## Aim of the exercise
Exact output of all the records is required.

[[ Study material, beginning ]]

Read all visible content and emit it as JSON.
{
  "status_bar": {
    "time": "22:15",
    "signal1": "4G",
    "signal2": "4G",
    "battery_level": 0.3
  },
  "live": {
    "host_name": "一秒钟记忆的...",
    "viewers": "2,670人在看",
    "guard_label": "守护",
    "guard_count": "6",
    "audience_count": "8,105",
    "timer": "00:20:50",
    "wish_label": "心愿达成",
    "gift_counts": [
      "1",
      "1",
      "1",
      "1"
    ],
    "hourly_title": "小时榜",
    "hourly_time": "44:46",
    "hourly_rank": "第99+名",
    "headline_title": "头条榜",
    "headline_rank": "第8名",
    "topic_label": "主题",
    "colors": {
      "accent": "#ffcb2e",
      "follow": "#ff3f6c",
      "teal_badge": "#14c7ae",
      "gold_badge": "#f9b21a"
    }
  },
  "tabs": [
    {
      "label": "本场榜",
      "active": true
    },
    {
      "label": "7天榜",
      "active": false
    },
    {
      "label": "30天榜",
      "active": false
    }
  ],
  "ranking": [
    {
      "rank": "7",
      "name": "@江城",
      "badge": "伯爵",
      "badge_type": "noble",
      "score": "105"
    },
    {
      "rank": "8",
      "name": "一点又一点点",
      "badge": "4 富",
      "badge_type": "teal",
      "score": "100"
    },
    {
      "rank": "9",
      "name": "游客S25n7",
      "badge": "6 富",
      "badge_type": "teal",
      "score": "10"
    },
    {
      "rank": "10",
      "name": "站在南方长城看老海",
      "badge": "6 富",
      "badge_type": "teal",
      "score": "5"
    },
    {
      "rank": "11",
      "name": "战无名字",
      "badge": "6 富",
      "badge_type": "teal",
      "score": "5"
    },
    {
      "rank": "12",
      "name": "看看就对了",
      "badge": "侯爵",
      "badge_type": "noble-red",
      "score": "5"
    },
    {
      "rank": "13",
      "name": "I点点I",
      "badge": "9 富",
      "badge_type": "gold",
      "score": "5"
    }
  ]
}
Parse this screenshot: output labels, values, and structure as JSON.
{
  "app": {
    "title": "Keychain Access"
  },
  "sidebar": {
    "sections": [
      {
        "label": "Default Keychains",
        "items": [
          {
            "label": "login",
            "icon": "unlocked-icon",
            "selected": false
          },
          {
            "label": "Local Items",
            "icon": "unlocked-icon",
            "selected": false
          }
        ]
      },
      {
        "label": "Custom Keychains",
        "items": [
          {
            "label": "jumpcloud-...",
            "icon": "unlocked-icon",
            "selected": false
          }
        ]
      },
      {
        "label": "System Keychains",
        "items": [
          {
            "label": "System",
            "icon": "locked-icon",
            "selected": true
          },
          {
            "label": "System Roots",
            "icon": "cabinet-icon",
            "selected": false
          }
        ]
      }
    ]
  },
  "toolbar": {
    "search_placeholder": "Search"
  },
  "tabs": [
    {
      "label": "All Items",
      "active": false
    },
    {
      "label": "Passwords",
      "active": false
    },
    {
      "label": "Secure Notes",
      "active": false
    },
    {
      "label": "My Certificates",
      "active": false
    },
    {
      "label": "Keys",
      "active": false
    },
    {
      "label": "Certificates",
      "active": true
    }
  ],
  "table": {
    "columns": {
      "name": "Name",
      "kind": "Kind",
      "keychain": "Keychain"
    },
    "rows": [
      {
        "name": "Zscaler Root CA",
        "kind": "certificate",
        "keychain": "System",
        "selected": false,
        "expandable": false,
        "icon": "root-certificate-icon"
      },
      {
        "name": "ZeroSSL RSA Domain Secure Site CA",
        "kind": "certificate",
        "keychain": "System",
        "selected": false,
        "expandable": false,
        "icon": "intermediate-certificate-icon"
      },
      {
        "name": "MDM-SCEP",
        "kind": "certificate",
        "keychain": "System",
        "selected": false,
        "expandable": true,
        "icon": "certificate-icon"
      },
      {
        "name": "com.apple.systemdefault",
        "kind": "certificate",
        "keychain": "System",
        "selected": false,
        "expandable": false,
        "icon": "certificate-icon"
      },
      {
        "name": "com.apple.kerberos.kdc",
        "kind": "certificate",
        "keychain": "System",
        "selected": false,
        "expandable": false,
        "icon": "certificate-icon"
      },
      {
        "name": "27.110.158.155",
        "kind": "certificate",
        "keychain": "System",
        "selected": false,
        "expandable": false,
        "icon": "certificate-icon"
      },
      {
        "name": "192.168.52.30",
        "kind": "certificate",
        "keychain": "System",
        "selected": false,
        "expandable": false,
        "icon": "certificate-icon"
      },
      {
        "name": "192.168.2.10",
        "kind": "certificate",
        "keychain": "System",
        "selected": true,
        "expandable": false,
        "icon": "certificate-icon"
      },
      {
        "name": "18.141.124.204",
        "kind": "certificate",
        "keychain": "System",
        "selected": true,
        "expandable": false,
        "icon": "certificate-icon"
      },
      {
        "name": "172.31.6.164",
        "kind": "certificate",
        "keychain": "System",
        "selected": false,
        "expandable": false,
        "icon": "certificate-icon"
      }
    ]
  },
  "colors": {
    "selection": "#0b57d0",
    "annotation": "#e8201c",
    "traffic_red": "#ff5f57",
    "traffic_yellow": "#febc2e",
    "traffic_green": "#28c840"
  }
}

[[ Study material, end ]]

## Response box
Read all visible content and emit it as JSON.
{
  "status_bar": {
    "time": "22:15",
    "signal1": "4G",
    "signal2": "4G",
    "battery_level": 0.3
  },
  "live": {
    "host_name": "一秒钟记忆的...",
    "viewers": "2,670人在看",
    "guard_label": "守护",
    "guard_count": "6",
    "audience_count": "8,105",
    "timer": "00:20:50",
    "wish_label": "心愿达成",
    "gift_counts": [
      "1",
      "1",
      "1",
      "1"
    ],
    "hourly_title": "小时榜",
    "hourly_time": "44:46",
    "hourly_rank": "第99+名",
    "headline_title": "头条榜",
    "headline_rank": "第8名",
    "topic_label": "主题",
    "colors": {
      "accent": "#ffcb2e",
      "follow": "#ff3f6c",
      "teal_badge": "#14c7ae",
      "gold_badge": "#f9b21a"
    }
  },
  "tabs": [
    {
      "label": "本场榜",
      "active": true
    },
    {
      "label": "7天榜",
      "active": false
    },
    {
      "label": "30天榜",
      "active": false
    }
  ],
  "ranking": [
    {
      "rank": "7",
      "name": "@江城",
      "badge": "伯爵",
      "badge_type": "noble",
      "score": "105"
    },
    {
      "rank": "8",
      "name": "一点又一点点",
      "badge": "4 富",
      "badge_type": "teal",
      "score": "100"
    },
    {
      "rank": "9",
      "name": "游客S25n7",
      "badge": "6 富",
      "badge_type": "teal",
      "score": "10"
    },
    {
      "rank": "10",
      "name": "站在南方长城看老海",
      "badge": "6 富",
      "badge_type": "teal",
      "score": "5"
    },
    {
      "rank": "11",
      "name": "战无名字",
      "badge": "6 富",
      "badge_type": "teal",
      "score": "5"
    },
    {
      "rank": "12",
      "name": "看看就对了",
      "badge": "侯爵",
      "badge_type": "noble-red",
      "score": "5"
    },
    {
      "rank": "13",
      "name": "I点点I",
      "badge": "9 富",
      "badge_type": "gold",
      "score": "5"
    }
  ]
}
Parse this screenshot: output labels, values, and structure as JSON.
{
  "app": {
    "title": "Keychain Access"
  },
  "sidebar": {
    "sections": [
      {
        "label": "Default Keychains",
        "items": [
          {
            "label": "login",
            "icon": "unlocked-icon",
            "selected": false
          },
          {
            "label": "Local Items",
            "icon": "unlocked-icon",
            "selected": false
          }
        ]
      },
      {
        "label": "Custom Keychains",
        "items": [
          {
            "label": "jumpcloud-...",
            "icon": "unlocked-icon",
            "selected": false
          }
        ]
      },
      {
        "label": "System Keychains",
        "items": [
          {
            "label": "System",
            "icon": "locked-icon",
            "selected": true
          },
          {
            "label": "System Roots",
            "icon": "cabinet-icon",
            "selected": false
          }
        ]
      }
    ]
  },
  "toolbar": {
    "search_placeholder": "Search"
  },
  "tabs": [
    {
      "label": "All Items",
      "active": false
    },
    {
      "label": "Passwords",
      "active": false
    },
    {
      "label": "Secure Notes",
      "active": false
    },
    {
      "label": "My Certificates",
      "active": false
    },
    {
      "label": "Keys",
      "active": false
    },
    {
      "label": "Certificates",
      "active": true
    }
  ],
  "table": {
    "columns": {
      "name": "Name",
      "kind": "Kind",
      "keychain": "Keychain"
    },
    "rows": [
      {
        "name": "Zscaler Root CA",
        "kind": "certificate",
        "keychain": "System",
        "selected": false,
        "expandable": false,
        "icon": "root-certificate-icon"
      },
      {
        "name": "ZeroSSL RSA Domain Secure Site CA",
        "kind": "certificate",
        "keychain": "System",
        "selected": false,
        "expandable": false,
        "icon": "intermediate-certificate-icon"
      },
      {
        "name": "MDM-SCEP",
        "kind": "certificate",
        "keychain": "System",
        "selected": false,
        "expandable": true,
        "icon": "certificate-icon"
      },
      {
        "name": "com.apple.systemdefault",
        "kind": "certificate",
        "keychain": "System",
        "selected": false,
        "expandable": false,
        "icon": "certificate-icon"
      },
      {
        "name": "com.apple.kerberos.kdc",
        "kind": "certificate",
        "keychain": "System",
        "selected": false,
        "expandable": false,
        "icon": "certificate-icon"
      },
      {
        "name": "27.110.158.155",
        "kind": "certificate",
        "keychain": "System",
        "selected": false,
        "expandable": false,
        "icon": "certificate-icon"
      },
      {
        "name": "192.168.52.30",
        "kind": "certificate",
        "keychain": "System",
        "selected": false,
        "expandable": false,
        "icon": "certificate-icon"
      },
      {
        "name": "192.168.2.10",
        "kind": "certificate",
        "keychain": "System",
        "selected": true,
        "expandable": false,
        "icon": "certificate-icon"
      },
      {
        "name": "18.141.124.204",
        "kind": "certificate",
        "keychain": "System",
        "selected": true,
        "expandable": false,
        "icon": "certificate-icon"
      },
      {
        "name": "172.31.6.164",
        "kind": "certificate",
        "keychain": "System",
        "selected": false,
        "expandable": false,
        "icon": "certificate-icon"
      }
    ]
  },
  "colors": {
    "selection": "#0b57d0",
    "annotation": "#e8201c",
    "traffic_red": "#ff5f57",
    "traffic_yellow": "#febc2e",
    "traffic_green": "#28c840"
  }
}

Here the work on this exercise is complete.